I appreciated how their discovering each other again as contractor/contractee and then friends is built into the narrative. It does provide a little bit of angst, but I’m happy to say there’s no crazy conflict and the majority of the angst in the book is provided by their feelings about their situation and the things going on around them.

I liked the relationship Honor had with her father, which grew on me after initially feeling quite differently differently about it, and Duscha’s relationship with her mother. The couple of friendships interspersed in the storyline also helped with understanding both characters.

There were a couple of small bits that weren’t revisited to the full extent I would have liked but I can understand why they perhaps won’t in the overall narrative. However there was something about the book that left me with a sense of it being unfinished. It’s possible it’s because it crams in a lot in a relatively short word count.

All in all I think this book has elements people will enjoy, with a good narrative, interesting setting and elements of mystery, paranormal, romance and family conflict.

I received an e-ARC via NetGalley in exchange for an honest review.

The Other Side of Forestlands Lake – Carolyn Elizabeth

Rating: 5 out of 5.
I have to say this wasn’t what I was expecting. I really enjoy Carolyn Elizabeth’s Curtis and Reynolds series – but I enjoyed this in a completely different way. Whilst the book is a little bit spooky – and I really shouldn’t have insisted on reading it past midnight – it’s essentially at heart quite a sweet book.

Starting with a prologue and approximately 25% of the book set 25 years ago, we meet Lee and Willa as teenagers, where they are staying at Forestlands Lake for the summer with their parents. They get up to the usual things teenagers do, but it’s the sweet exploration of what their friendship means to each other, and whether it is possibly anything more that really stands out at this point. Tragedy strikes and they are split apart.

25 years later we meet the two again, back at Forestlands Lake in very different circumstances. Lee now runs the summer camp – though it’s a very different one to the one they encountered in the past. She also has a daughter, Maggie. Willa has a her half-sister Nicole in tow and is returning to the lake for the first time since the tragedy.

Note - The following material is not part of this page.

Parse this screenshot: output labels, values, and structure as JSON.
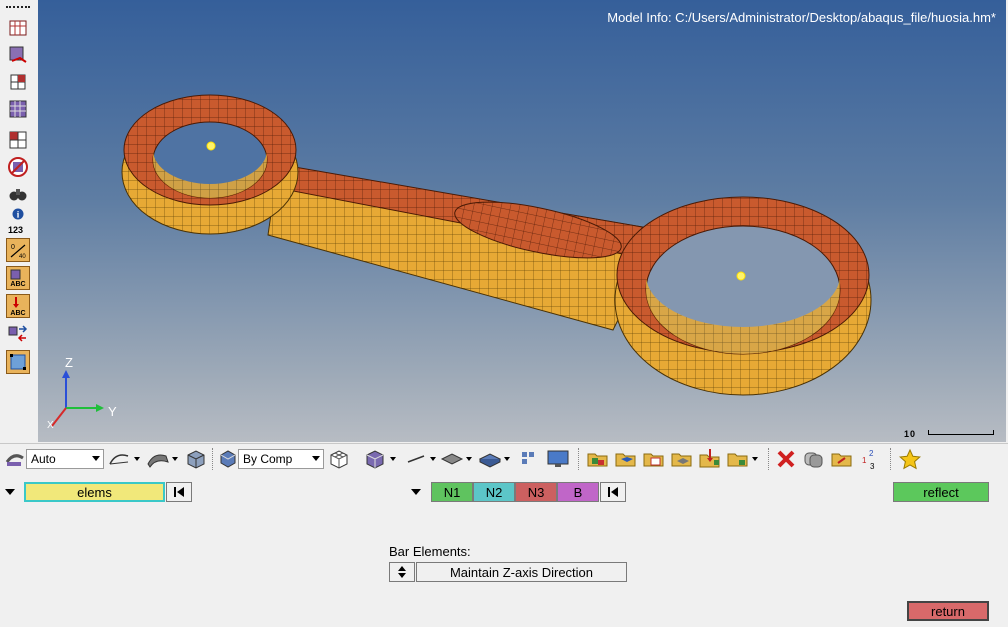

This part of the book deals with Lee and Willa picking up where they left off – which might feel a little instant love to some – but I actually liked. It also deals with the difficulties of Willa’s return. Nicole and Maggie really shine as characters here as well.

I found I actually enjoyed the paranormal aspects of the story, which I thought would be a sticking point for me. I love the way it’s discussed through Willa’s books, Maggie and Nicole, rather than it all being about some phantom camp gossip and whispers. It made it more real and understandable to me.

Early death and how it impacts those left behind is never an easy topic, but I thought Elizabeth did a great job of covering the thoughts and feelings of all of the characters, whilst still giving both the paranormal aspects and romance parts equal footing.

I’d recommend this to romance fans and paranormal fans. It’s convinced me to read a paranormal book by one of my favourite authors that I’ve left to one side as I was convinced I’d hate it because of the paranormal – so I’d say Elizabeth is definitely onto a winner.

I received an e-ARC via NetGalley in exchange for an honest review.